Family and Gaming: Can my kids play M rated games?
A common question I get from parent’s who’s pre-teen and teenage children are playing games is, can my kids play Grand Theft Auto? All their friends are playing it. Sometimes it is not that shocking that teens who are not yet 17+ are playing M rated games. While I don’t always agree with parents decisions, perhaps it is because they lack education.
The issue isn’t always that parents aren’t willing to put in the work to determine good content over bad content. The issue actually lies with an explanation of mature video games. Parents need to make the right decision for their family, but it’s not so simple with mature games. Take this discussion I had a few months back with a mother who’s 12 year old son had just purchased an Xbox One:
Mom: My son just got an Xbox One and has been asking for some mature rated games. What do you think about Grand Theft Auto 5 and Halo: Master Chief Collection?”
The issue with our current rating system is that Grand Theft Auto is on a different level than Halo: Master Chief Collection in terms of mature content. Grand Theft Auto is more violent, makes crime seem ideal, is extremely sexual, openly promotes the use of drugs, and much more. Halo is just violent, and not the real life violence of GTA. It’s violence against aliens, things that don’t actually exist in our world.
Two weeks ago I did an interview with former 1-Up employee John Davison. He had this to say about mature rated games:
“All kids are different, and all parents are different. The most important thing is for everyone to understand each other and communicate about the subject. If parents have hard rules about content that they want to impose, they have to be able to explain the reasoning behind them so the kids understand the rules and internalize the logic being used. Particularly as kids get to be 9 or 10, they’ll have friends that are “allowed” to play contentious stuff, like Grand Theft Auto (sometimes it’s really that the parents of those kids have no idea of the content) and they need to know why it’s not OK for them to play that yet. I’ve always looked at the ratings as a guideline to get the conversation started. There are different extremities of M-rated game, just as there are different extremities of R-rated movie. The best example I’ve often found, particularly for parents of tweens, is Halo. It’s an M-rated shooter, but it’s not exactly what you’d consider a hard M. If you let your kids play Halo, you need to have a conversation about why, and to do that you need to show some appreciation for the content.
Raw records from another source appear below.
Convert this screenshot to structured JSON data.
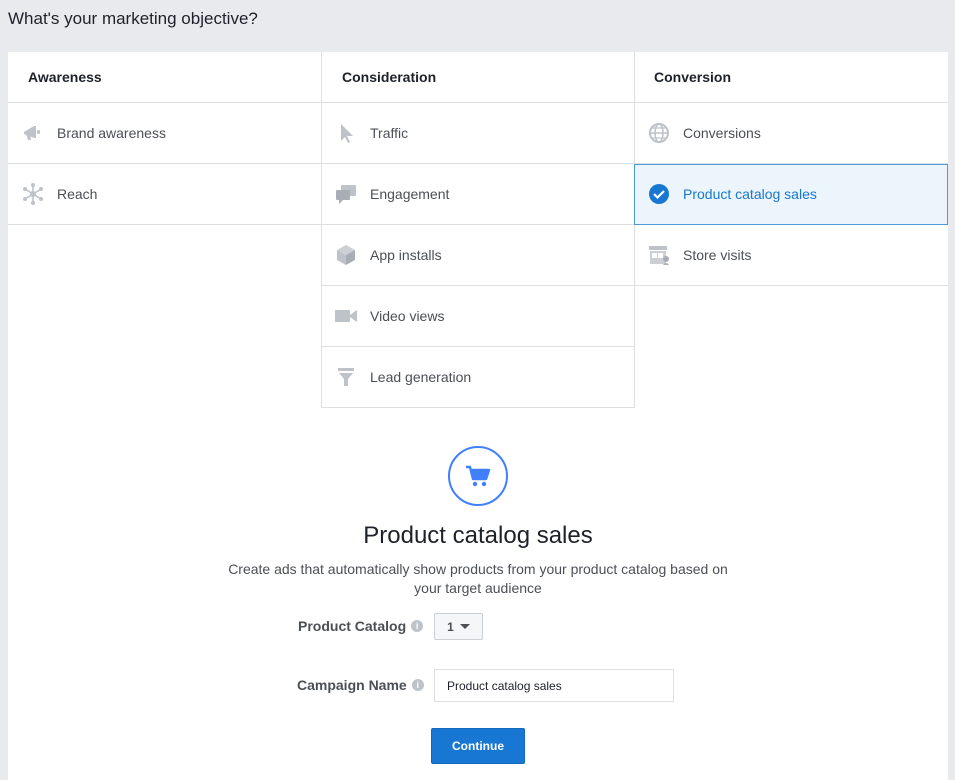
{
  "page": {
    "title": "What's your marketing objective?"
  },
  "columns": [
    {
      "header": "Awareness",
      "items": [
        {
          "label": "Brand awareness",
          "icon": "megaphone-icon"
        },
        {
          "label": "Reach",
          "icon": "reach-icon"
        }
      ]
    },
    {
      "header": "Consideration",
      "items": [
        {
          "label": "Traffic",
          "icon": "cursor-icon"
        },
        {
          "label": "Engagement",
          "icon": "chat-bubbles-icon"
        },
        {
          "label": "App installs",
          "icon": "cube-icon"
        },
        {
          "label": "Video views",
          "icon": "video-camera-icon"
        },
        {
          "label": "Lead generation",
          "icon": "funnel-icon"
        }
      ]
    },
    {
      "header": "Conversion",
      "items": [
        {
          "label": "Conversions",
          "icon": "globe-icon"
        },
        {
          "label": "Product catalog sales",
          "icon": "checkmark-icon",
          "selected": true
        },
        {
          "label": "Store visits",
          "icon": "store-icon"
        }
      ]
    }
  ],
  "detail": {
    "icon": "shopping-cart-icon",
    "title": "Product catalog sales",
    "description": "Create ads that automatically show products from your product catalog based on your target audience",
    "catalog_label": "Product Catalog",
    "catalog_value": "1",
    "campaign_label": "Campaign Name",
    "campaign_value": "Product catalog sales",
    "continue_label": "Continue"
  },
  "colors": {
    "accent": "#1877d2",
    "selected_bg": "#ecf5fb",
    "icon_gray": "#bec2c9",
    "cart_ring": "#4080ff"
  }
}
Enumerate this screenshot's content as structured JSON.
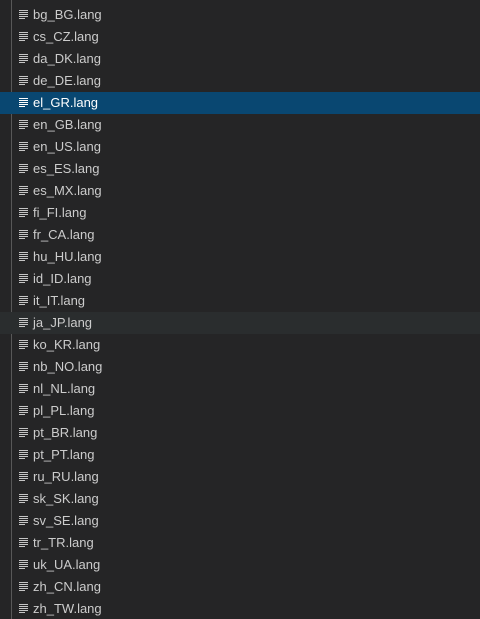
{
  "explorer": {
    "files": [
      {
        "name": "bg_BG.lang",
        "icon": "file-text-icon"
      },
      {
        "name": "cs_CZ.lang",
        "icon": "file-text-icon"
      },
      {
        "name": "da_DK.lang",
        "icon": "file-text-icon"
      },
      {
        "name": "de_DE.lang",
        "icon": "file-text-icon"
      },
      {
        "name": "el_GR.lang",
        "icon": "file-text-icon"
      },
      {
        "name": "en_GB.lang",
        "icon": "file-text-icon"
      },
      {
        "name": "en_US.lang",
        "icon": "file-text-icon"
      },
      {
        "name": "es_ES.lang",
        "icon": "file-text-icon"
      },
      {
        "name": "es_MX.lang",
        "icon": "file-text-icon"
      },
      {
        "name": "fi_FI.lang",
        "icon": "file-text-icon"
      },
      {
        "name": "fr_CA.lang",
        "icon": "file-text-icon"
      },
      {
        "name": "hu_HU.lang",
        "icon": "file-text-icon"
      },
      {
        "name": "id_ID.lang",
        "icon": "file-text-icon"
      },
      {
        "name": "it_IT.lang",
        "icon": "file-text-icon"
      },
      {
        "name": "ja_JP.lang",
        "icon": "file-text-icon"
      },
      {
        "name": "ko_KR.lang",
        "icon": "file-text-icon"
      },
      {
        "name": "nb_NO.lang",
        "icon": "file-text-icon"
      },
      {
        "name": "nl_NL.lang",
        "icon": "file-text-icon"
      },
      {
        "name": "pl_PL.lang",
        "icon": "file-text-icon"
      },
      {
        "name": "pt_BR.lang",
        "icon": "file-text-icon"
      },
      {
        "name": "pt_PT.lang",
        "icon": "file-text-icon"
      },
      {
        "name": "ru_RU.lang",
        "icon": "file-text-icon"
      },
      {
        "name": "sk_SK.lang",
        "icon": "file-text-icon"
      },
      {
        "name": "sv_SE.lang",
        "icon": "file-text-icon"
      },
      {
        "name": "tr_TR.lang",
        "icon": "file-text-icon"
      },
      {
        "name": "uk_UA.lang",
        "icon": "file-text-icon"
      },
      {
        "name": "zh_CN.lang",
        "icon": "file-text-icon"
      },
      {
        "name": "zh_TW.lang",
        "icon": "file-text-icon"
      }
    ],
    "selected": "el_GR.lang",
    "hovered": "ja_JP.lang"
  },
  "colors": {
    "background": "#252526",
    "selected_row": "#094771",
    "hover_row": "#2a2d2e",
    "text": "#cccccc",
    "indent_guide": "#585858"
  }
}
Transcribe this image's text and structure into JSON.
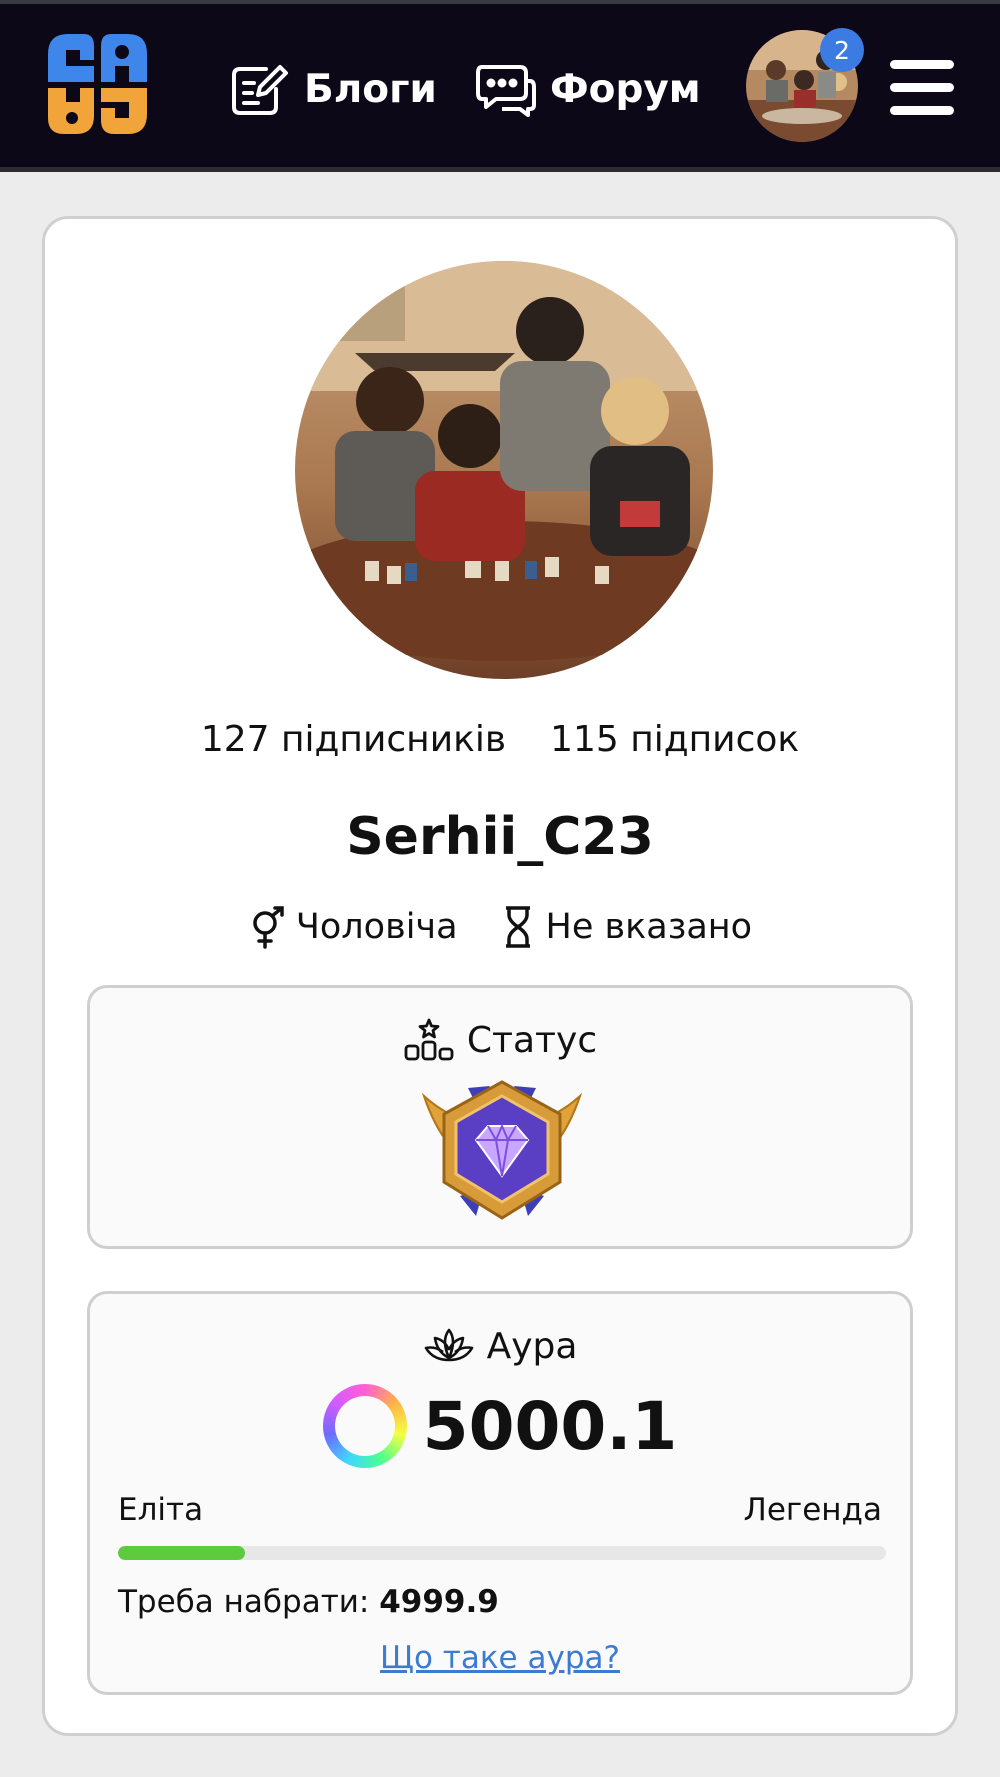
{
  "header": {
    "nav": [
      {
        "label": "Блоги",
        "icon": "edit-note-icon"
      },
      {
        "label": "Форум",
        "icon": "chat-bubbles-icon"
      }
    ],
    "notifications_count": "2",
    "colors": {
      "background": "#0c0818",
      "logo_blue": "#3f86ea",
      "logo_orange": "#f1a43a",
      "badge": "#3b7be2"
    }
  },
  "profile": {
    "followers": "127 підписників",
    "following": "115 підписок",
    "username": "Serhii_C23",
    "gender": "Чоловіча",
    "age": "Не вказано"
  },
  "status": {
    "title": "Статус",
    "icon": "podium-star-icon",
    "badge": "diamond-rank-badge"
  },
  "aura": {
    "title": "Аура",
    "icon": "lotus-icon",
    "value": "5000.1",
    "level_current": "Еліта",
    "level_next": "Легенда",
    "progress_percent": 16.5,
    "need_label": "Треба набрати:",
    "need_value": "4999.9",
    "link_text": "Що таке аура?",
    "progress_color": "#5ecb3f"
  }
}
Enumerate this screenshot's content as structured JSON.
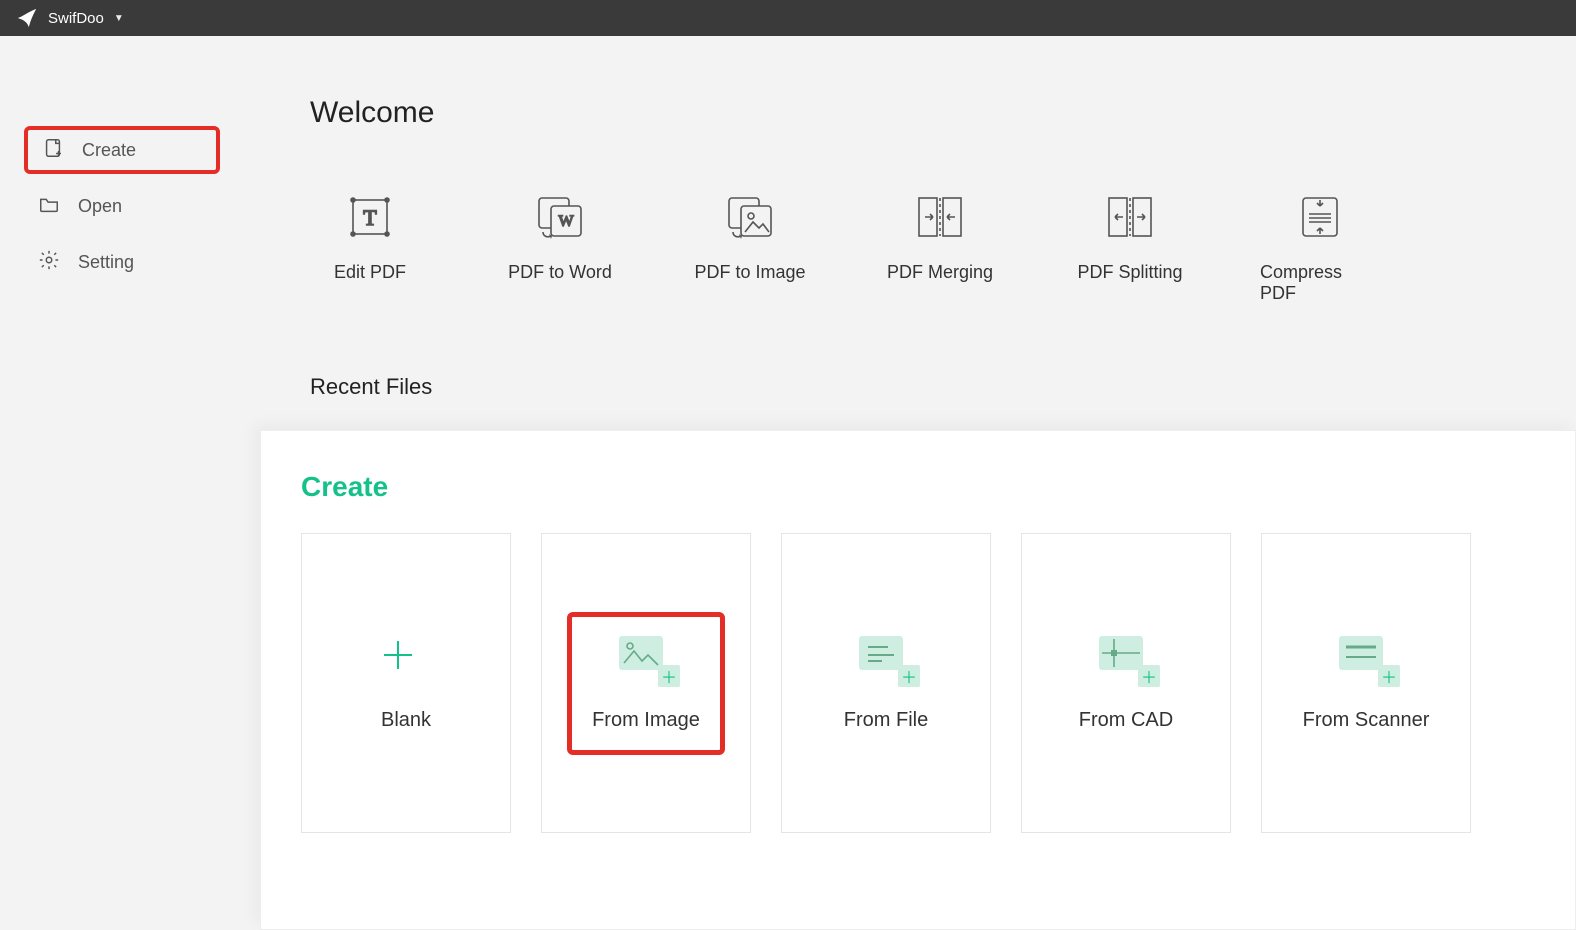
{
  "app": {
    "name": "SwifDoo"
  },
  "sidebar": {
    "create": "Create",
    "open": "Open",
    "setting": "Setting"
  },
  "content": {
    "welcome": "Welcome",
    "recent": "Recent Files",
    "tools": {
      "edit": "Edit PDF",
      "toWord": "PDF to Word",
      "toImage": "PDF to Image",
      "merge": "PDF Merging",
      "split": "PDF Splitting",
      "compress": "Compress PDF"
    },
    "createPanel": {
      "heading": "Create",
      "blank": "Blank",
      "fromImage": "From Image",
      "fromFile": "From File",
      "fromCad": "From CAD",
      "fromScanner": "From Scanner"
    }
  }
}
What you don’t want to have happen is for your kids to think that because they can play Halo that they are now OK to play any and all M-rated games.”
If you are looking into mature rated titles for your kids, make sure to do your research; if you can, always reach out on Twitter, Facebook, and emails to journalists in the industry who have kids. They are almost always willing to give advice on the topic. Don’t rely on your friendly neighborhood Best Buy employee to be able to explain to you the variations of mature content in M rated games.